100 years ago, in 1916, August 25, 1916 to be precise, then President Woodrow Wilson established the National Park Service. And for that I say: Thank you.
I truly enjoy the parks, monuments, landmarks, historic sites, national rivers, historic trails, heritage corridors, and yes, even the battlefields. I’ve been an admirer since the first time I set foot on one of national entities shepherded by the national park system. I don’t remember how old I was and I’ve mixed up national and state marks in my mind, but the first one I truly can say I remember is Sandy Hook National Recreation Area, which wasn’t far from Fort Monmouth, NJ. We visited it several times. My dad rescued a Horse Shoe Crab there once.
At the time President Woodrow signed the Organic Act, as it was called, there were already 35 parks and monuments in existence. What the Organic act was to guarantee the parks would be protected and preserved. I wonder what he would say if he knew those 35 parks have grown to 400 plus? And include forests and coastlines? And that our parks would be tourist destinations for peoples all over the world?
According to the National Park Service, NPS, 1 million people visited the parks in 1920. In recent years around 292 million people visited. The last park I visited was Ninety-Six NHS. On vacations I always make it the parks a focal point of the trip. It’s a fun way to learn. When I went to Arkansas, my last vacation, I visited five National Park sites.
In South Carolina we have:
Charles Pinckney NHS – Mt. Pleasant
Congaree NP – Hopkins
Cowpens NB – Chesnee
Fort Sumter NM – Charleston
Gullah-Geechee National Heritage Corridor – SC/GA/FL/NC
Kings Mountain NMP – Blacksburg
Ninety Six NHS – Ninety Six
Overmountain Victory – National Historic Trail – SC/TN/NC/VA
South Carolina National Heritage Corridor – Edgefield
As you can see, there’s one in easy reach from any part of the state. Visit the website of the closest one near you to find out what Centennial doings may be taking place.
National Park Service: Celebration
Plus: With the Every Kid in a Park campaign, every fourth grader can get a pass for their family to visit our national parks for free!

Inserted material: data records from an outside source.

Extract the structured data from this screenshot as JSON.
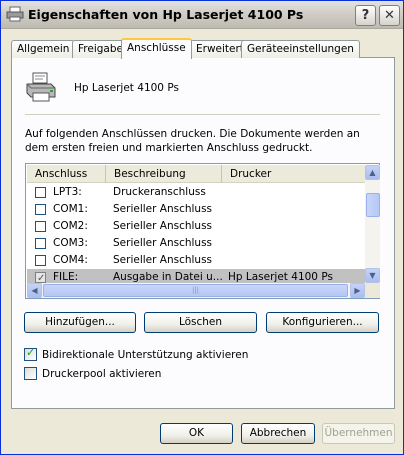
{
  "window": {
    "title": "Eigenschaften von Hp Laserjet 4100 Ps",
    "help_glyph": "?",
    "close_glyph": "✕"
  },
  "tabs": [
    {
      "label": "Allgemein",
      "active": false
    },
    {
      "label": "Freigabe",
      "active": false
    },
    {
      "label": "Anschlüsse",
      "active": true
    },
    {
      "label": "Erweitert",
      "active": false
    },
    {
      "label": "Geräteeinstellungen",
      "active": false
    }
  ],
  "printer": {
    "name": "Hp Laserjet 4100 Ps",
    "icon": "printer-icon"
  },
  "description": "Auf folgenden Anschlüssen drucken. Die Dokumente werden an dem ersten freien und markierten Anschluss gedruckt.",
  "ports_list": {
    "columns": [
      "Anschluss",
      "Beschreibung",
      "Drucker"
    ],
    "rows": [
      {
        "port": "LPT3:",
        "description": "Druckeranschluss",
        "printer": "",
        "checked": false,
        "selected": false
      },
      {
        "port": "COM1:",
        "description": "Serieller Anschluss",
        "printer": "",
        "checked": false,
        "selected": false
      },
      {
        "port": "COM2:",
        "description": "Serieller Anschluss",
        "printer": "",
        "checked": false,
        "selected": false
      },
      {
        "port": "COM3:",
        "description": "Serieller Anschluss",
        "printer": "",
        "checked": false,
        "selected": false
      },
      {
        "port": "COM4:",
        "description": "Serieller Anschluss",
        "printer": "",
        "checked": false,
        "selected": false
      },
      {
        "port": "FILE:",
        "description": "Ausgabe in Datei u...",
        "printer": "Hp Laserjet 4100 Ps",
        "checked": true,
        "selected": true
      }
    ]
  },
  "buttons": {
    "add": "Hinzufügen...",
    "delete": "Löschen",
    "configure": "Konfigurieren...",
    "ok": "OK",
    "cancel": "Abbrechen",
    "apply": "Übernehmen"
  },
  "options": {
    "bidirectional": {
      "label": "Bidirektionale Unterstützung aktivieren",
      "checked": true
    },
    "pool": {
      "label": "Druckerpool aktivieren",
      "checked": false
    }
  },
  "colors": {
    "selection": "#c1c1c1",
    "tab_highlight": "#ffc83c",
    "button_border": "#003c74"
  }
}
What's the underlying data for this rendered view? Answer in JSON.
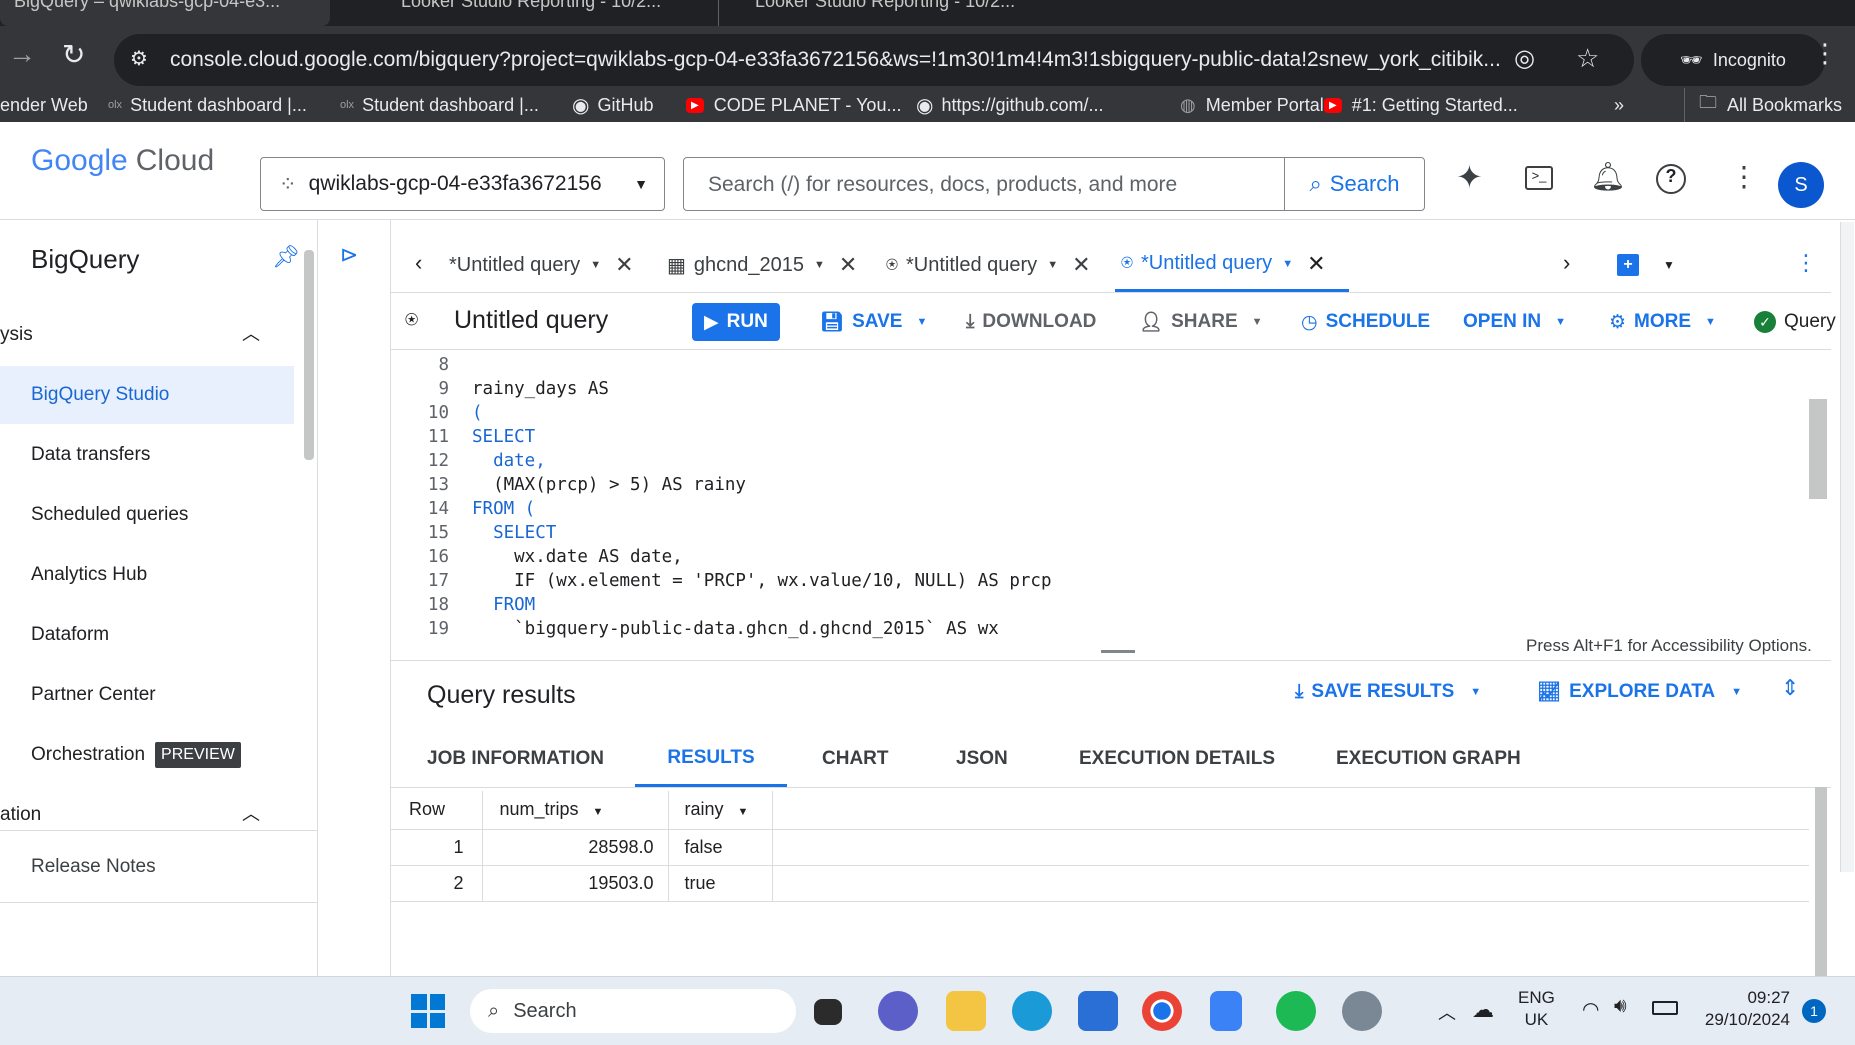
{
  "browser": {
    "tabs": [
      {
        "title": "BigQuery – qwiklabs-gcp-04-e3..."
      },
      {
        "title": "Looker Studio Reporting - 10/2..."
      },
      {
        "title": "Looker Studio Reporting - 10/2..."
      }
    ],
    "url": "console.cloud.google.com/bigquery?project=qwiklabs-gcp-04-e33fa3672156&ws=!1m30!1m4!4m3!1sbigquery-public-data!2snew_york_citibik...",
    "incognito_label": "Incognito",
    "bookmarks": [
      {
        "label": "ender Web"
      },
      {
        "label": "Student dashboard |..."
      },
      {
        "label": "Student dashboard |..."
      },
      {
        "label": "GitHub"
      },
      {
        "label": "CODE PLANET - You..."
      },
      {
        "label": "https://github.com/..."
      },
      {
        "label": "Member Portal"
      },
      {
        "label": "#1: Getting Started..."
      }
    ],
    "all_bookmarks": "All Bookmarks"
  },
  "header": {
    "logo_google": "Google",
    "logo_cloud": "Cloud",
    "project": "qwiklabs-gcp-04-e33fa3672156",
    "search_placeholder": "Search (/) for resources, docs, products, and more",
    "search_button": "Search",
    "avatar_letter": "S"
  },
  "sidebar": {
    "title": "BigQuery",
    "section1": "ysis",
    "items": [
      {
        "label": "BigQuery Studio"
      },
      {
        "label": "Data transfers"
      },
      {
        "label": "Scheduled queries"
      },
      {
        "label": "Analytics Hub"
      },
      {
        "label": "Dataform"
      },
      {
        "label": "Partner Center"
      },
      {
        "label": "Orchestration"
      }
    ],
    "preview_badge": "PREVIEW",
    "section2": "ation",
    "release_notes": "Release Notes"
  },
  "editor_tabs": [
    {
      "label": "*Untitled query"
    },
    {
      "label": "ghcnd_2015"
    },
    {
      "label": "*Untitled query"
    },
    {
      "label": "*Untitled query"
    }
  ],
  "toolbar": {
    "title": "Untitled query",
    "run": "RUN",
    "save": "SAVE",
    "download": "DOWNLOAD",
    "share": "SHARE",
    "schedule": "SCHEDULE",
    "open_in": "OPEN IN",
    "more": "MORE",
    "query_status": "Query"
  },
  "code_lines": [
    {
      "n": "8",
      "text": ""
    },
    {
      "n": "9",
      "text": "rainy_days AS"
    },
    {
      "n": "10",
      "text": "("
    },
    {
      "n": "11",
      "text": "SELECT"
    },
    {
      "n": "12",
      "text": "  date,"
    },
    {
      "n": "13",
      "text": "  (MAX(prcp) > 5) AS rainy"
    },
    {
      "n": "14",
      "text": "FROM ("
    },
    {
      "n": "15",
      "text": "  SELECT"
    },
    {
      "n": "16",
      "text": "    wx.date AS date,"
    },
    {
      "n": "17",
      "text": "    IF (wx.element = 'PRCP', wx.value/10, NULL) AS prcp"
    },
    {
      "n": "18",
      "text": "  FROM"
    },
    {
      "n": "19",
      "text": "    `bigquery-public-data.ghcn_d.ghcnd_2015` AS wx"
    }
  ],
  "accessibility_hint": "Press Alt+F1 for Accessibility Options.",
  "results": {
    "title": "Query results",
    "save_results": "SAVE RESULTS",
    "explore_data": "EXPLORE DATA",
    "tabs": [
      {
        "label": "JOB INFORMATION"
      },
      {
        "label": "RESULTS"
      },
      {
        "label": "CHART"
      },
      {
        "label": "JSON"
      },
      {
        "label": "EXECUTION DETAILS"
      },
      {
        "label": "EXECUTION GRAPH"
      }
    ],
    "columns": [
      {
        "label": "Row"
      },
      {
        "label": "num_trips"
      },
      {
        "label": "rainy"
      }
    ],
    "rows": [
      {
        "row": "1",
        "num_trips": "28598.0",
        "rainy": "false"
      },
      {
        "row": "2",
        "num_trips": "19503.0",
        "rainy": "true"
      }
    ]
  },
  "taskbar": {
    "search": "Search",
    "lang1": "ENG",
    "lang2": "UK",
    "time": "09:27",
    "date": "29/10/2024",
    "notif_count": "1"
  }
}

Every Kid In A Park
With the 1000 year flooding we’ve had in South Carolina last month, please check the websites to see if a particular park is closed or sustained damage. Trails might be closed or certain roads. Websites for many SC links are on the resources page. If you wish to visit a place I’ve mentioned, there’s a link to the site on that post.
It has been a horrendous time and some places have been hit hard. Several dams near me had breached and roads had been washed out. I have not yet been to the park nearest me, Sesquicentennial, so I don’t know what the damage is there or Congaree Park. I’d meant to post the Riverfront Park, but it may be months before that is accessible again since the canal collapsed in several places.
Come Out and Play: South Carolina State Parks
This is your introduction to the state parks. Whether you’re familiar with the parks or a complete stranger to one, this is a great place to learn new or more about where you want to visit.
I like: The park finder with map right on top right. What’s cool is that the pictures correspond with the highlighted park, so if you don’t know where to go, maybe a picture can help decide. If you still can’t decide there are trip planning tools and info on park deals. I also like they have a place on the site for kids to get involved.
The home page is inviting and has everything you need to take you where you want to go.
Once you find your park, it’s easy to find the directions, park maps, area information, things to do, and more.
You can search for a park by activity (click on the Things to Do tab or Camping and Lodging if you want a park where you can camp.